More snow and showers are expected today, clearing partially but bringing colder temperatures at night. The high will be 38 degrees; The low will be 28.
November 1993 had only 0.8″ at Columbus, as the rest of all into early winter was generally milder than normal. Winter didn’t fully set in until after mid-December, and of course, January 1994 is pretty legendary, particularly for its cold outbreak.
After a generally cold December, January 1879 started out with a severe arctic outbreak across the state, leading to Columbus’ 2nd coldest temperature ever recorded (officially). The outbreak began on January 2nd, when a strong cold front moved in from the northwest in the early afternoon hours. The temperature fell rapidly during the evening, reaching a low of -13 on the 2nd for a total drop that day of 42 degrees. The core of the cold air moved across Ohio during the day of the 3rd, so temperatures warmed very little. Highs across the state were in the single digits south to below zero across the norther 2/3rds. Columbus had a rare below zero high of -4, which is the 2nd coldest January high on record and the 3rd coldest high of any month. The low on the 3rd was a frigid -20. This low stood as the coldest temperature in Columbus for 115 years, only being surpassed during the great arctic outbreak of January 1994, during which the temperature fell to -22.
The strong front was very moisture starved, and only a few tenths to an inch to an inch of snow fell with its passage.
Temperatures remained in the single digits for two more days before a gradual warming commenced. By the 8th temperatures went above freezing. The rest of January 1879 was fairly tame. 16 days after the 8th had highs of 35 or greater.

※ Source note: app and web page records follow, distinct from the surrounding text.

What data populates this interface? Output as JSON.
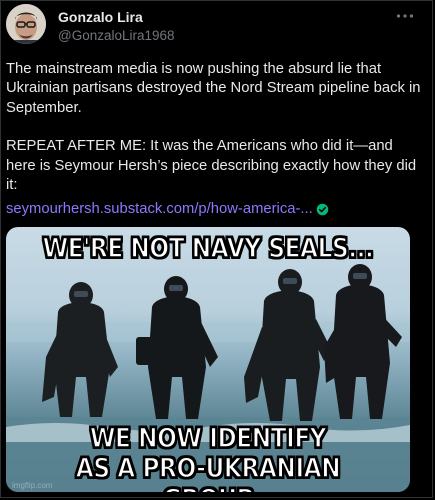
{
  "author": {
    "display_name": "Gonzalo Lira",
    "handle": "@GonzaloLira1968"
  },
  "more_icon": "more-horizontal-icon",
  "tweet": {
    "paragraph_1": "The mainstream media is now pushing the absurd lie that Ukrainian partisans destroyed the Nord Stream pipeline back in September.",
    "paragraph_2": "REPEAT AFTER ME: It was the Americans who did it—and here is Seymour Hersh’s piece describing exactly how they did it:",
    "link_text": "seymourhersh.substack.com/p/how-america-...",
    "link_icon": "verified-check-icon"
  },
  "meme": {
    "top_text": "WE'RE NOT NAVY SEALS...",
    "bottom_line_1": "WE NOW IDENTIFY",
    "bottom_line_2": "AS A PRO-UKRANIAN GROUP",
    "watermark": "imgflip.com"
  },
  "colors": {
    "background": "#000000",
    "text": "#e7e9ea",
    "muted": "#71767b",
    "link": "#8d78ff",
    "verified": "#00ba7c"
  }
}
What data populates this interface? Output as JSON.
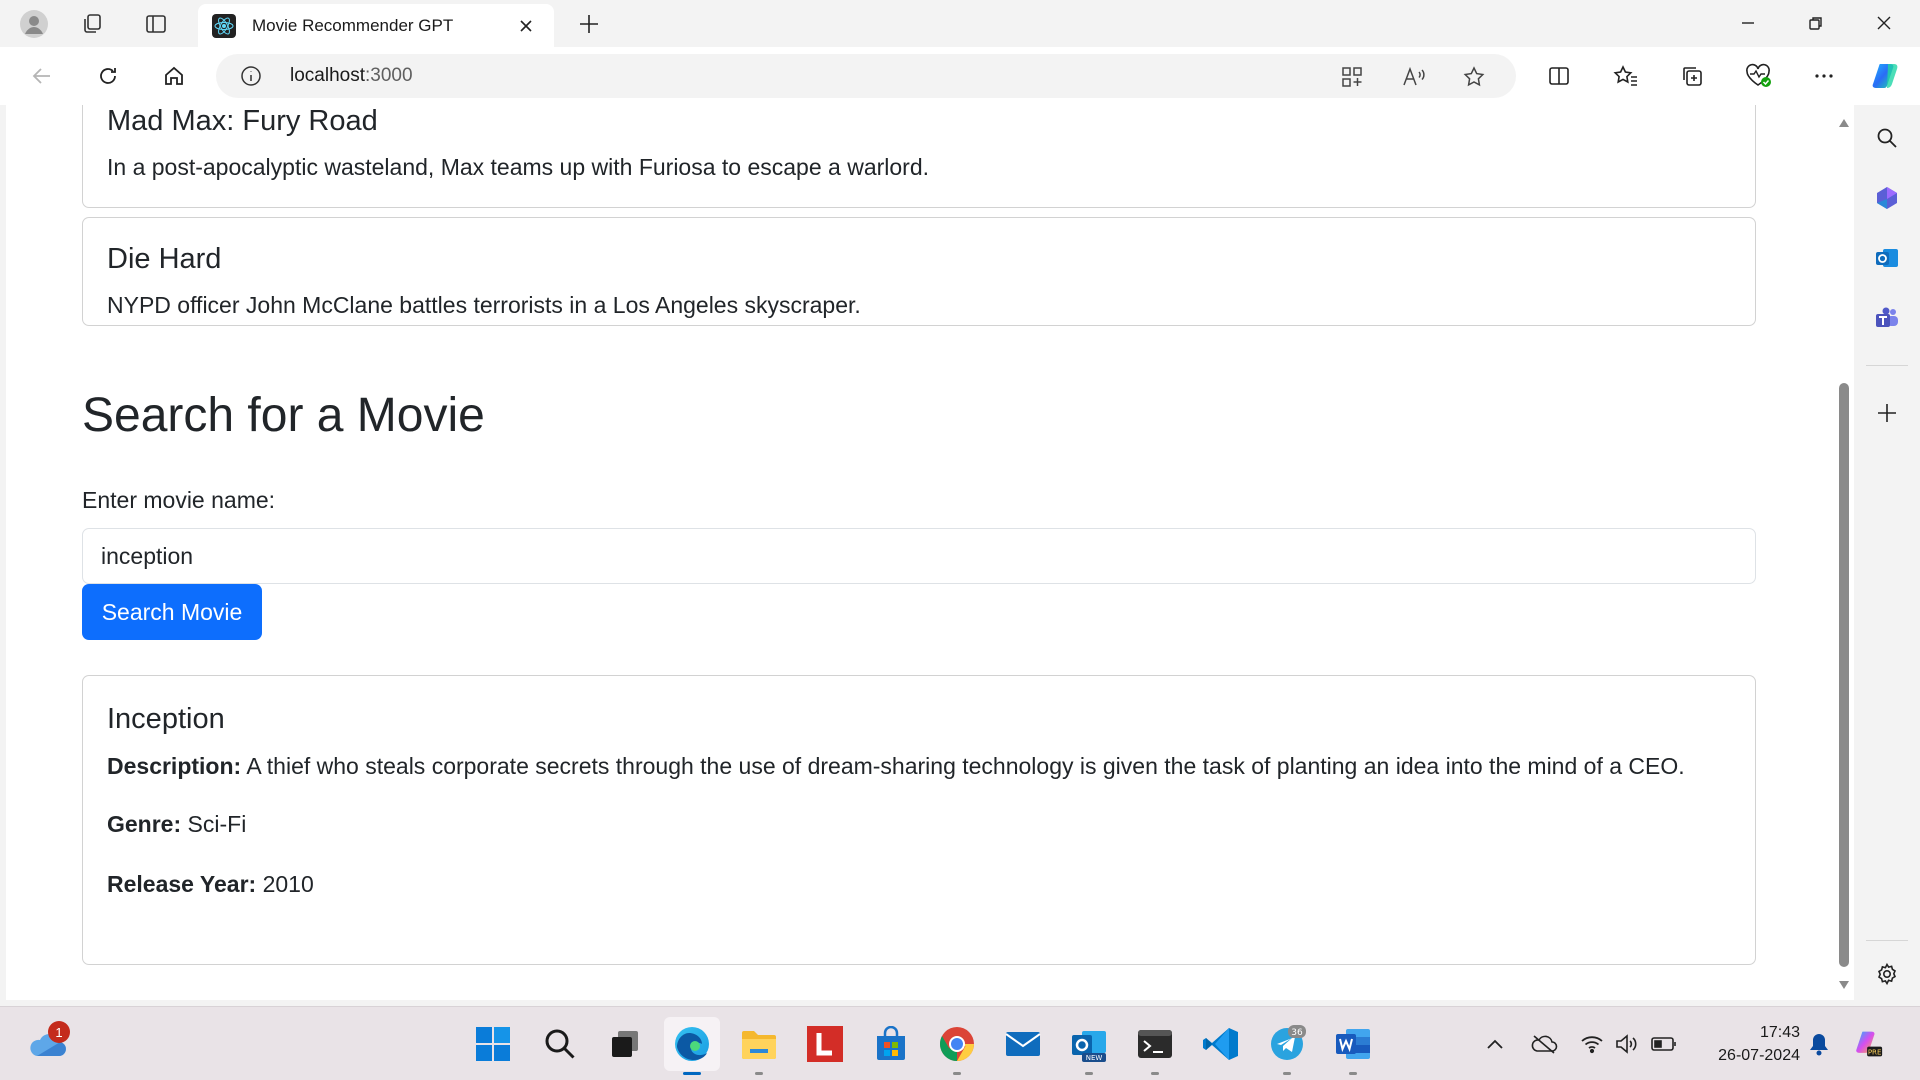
{
  "browser": {
    "tab_title": "Movie Recommender GPT",
    "address": "localhost",
    "address_port": ":3000"
  },
  "page": {
    "cards": [
      {
        "title": "Mad Max: Fury Road",
        "description": "In a post-apocalyptic wasteland, Max teams up with Furiosa to escape a warlord."
      },
      {
        "title": "Die Hard",
        "description": "NYPD officer John McClane battles terrorists in a Los Angeles skyscraper."
      }
    ],
    "search": {
      "heading": "Search for a Movie",
      "label": "Enter movie name:",
      "value": "inception",
      "button": "Search Movie"
    },
    "result": {
      "title": "Inception",
      "description_label": "Description:",
      "description": "A thief who steals corporate secrets through the use of dream-sharing technology is given the task of planting an idea into the mind of a CEO.",
      "genre_label": "Genre:",
      "genre": "Sci-Fi",
      "year_label": "Release Year:",
      "year": "2010"
    }
  },
  "taskbar": {
    "weather_badge": "1",
    "telegram_badge": "36",
    "time": "17:43",
    "date": "26-07-2024"
  },
  "colors": {
    "primary_button": "#0d6efd",
    "card_border": "#d9d9d9"
  }
}
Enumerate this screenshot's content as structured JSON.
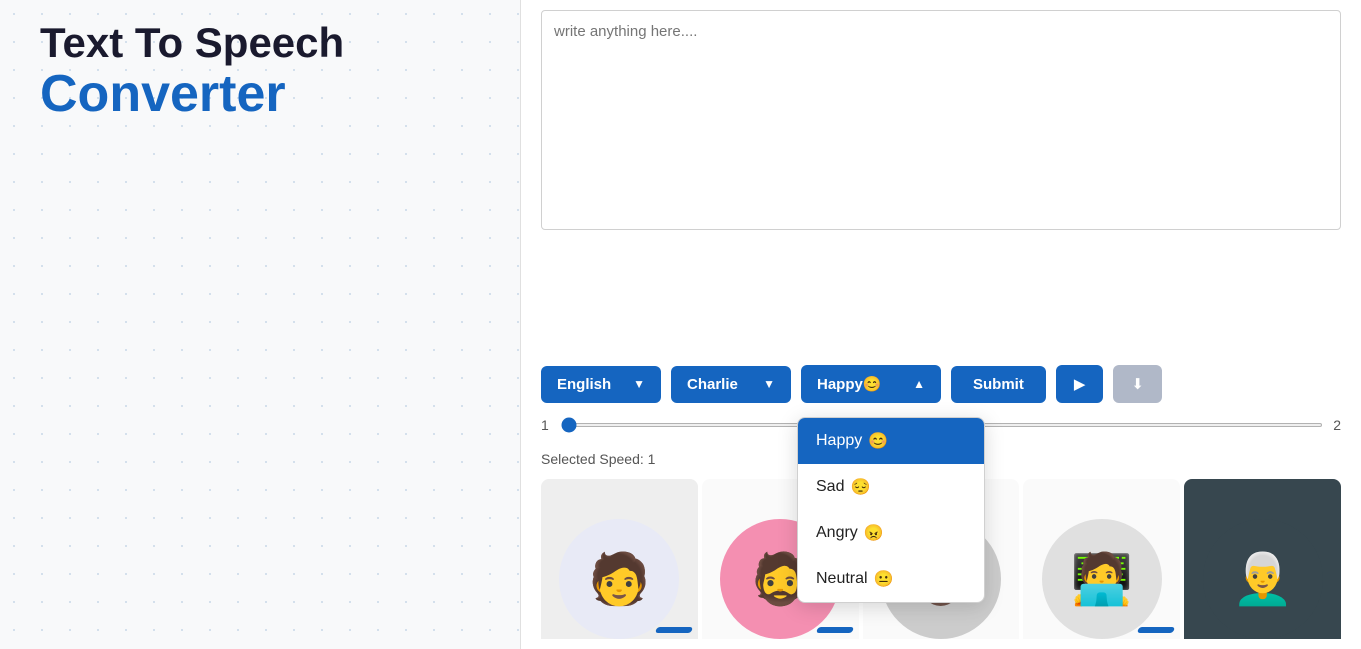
{
  "app": {
    "title_line1": "Text To Speech",
    "title_line2": "Converter"
  },
  "textarea": {
    "placeholder": "write anything here...."
  },
  "controls": {
    "language_label": "English",
    "voice_label": "Charlie",
    "emotion_label": "Happy😊",
    "submit_label": "Submit",
    "play_icon": "▶",
    "download_icon": "⬇"
  },
  "emotions": [
    {
      "id": "happy",
      "label": "Happy",
      "emoji": "😊",
      "selected": true
    },
    {
      "id": "sad",
      "label": "Sad",
      "emoji": "😔",
      "selected": false
    },
    {
      "id": "angry",
      "label": "Angry",
      "emoji": "😠",
      "selected": false
    },
    {
      "id": "neutral",
      "label": "Neutral",
      "emoji": "😐",
      "selected": false
    }
  ],
  "speed": {
    "min": "1",
    "max": "2",
    "value": 1,
    "selected_label": "Selected Speed: 1"
  },
  "avatars": [
    {
      "id": "avatar1",
      "emoji": "🧑",
      "bg": "bg-light"
    },
    {
      "id": "avatar2",
      "emoji": "🧔",
      "bg": "bg-pink"
    },
    {
      "id": "avatar3",
      "emoji": "👨🏿",
      "bg": "bg-gray"
    },
    {
      "id": "avatar4",
      "emoji": "🧑‍💻",
      "bg": "bg-white"
    },
    {
      "id": "avatar5",
      "emoji": "👨‍🦳",
      "bg": "bg-dark"
    }
  ]
}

Of note is that the temperature of -20 occured two more times before the end of the 19th century, in January 1884 and February 1899.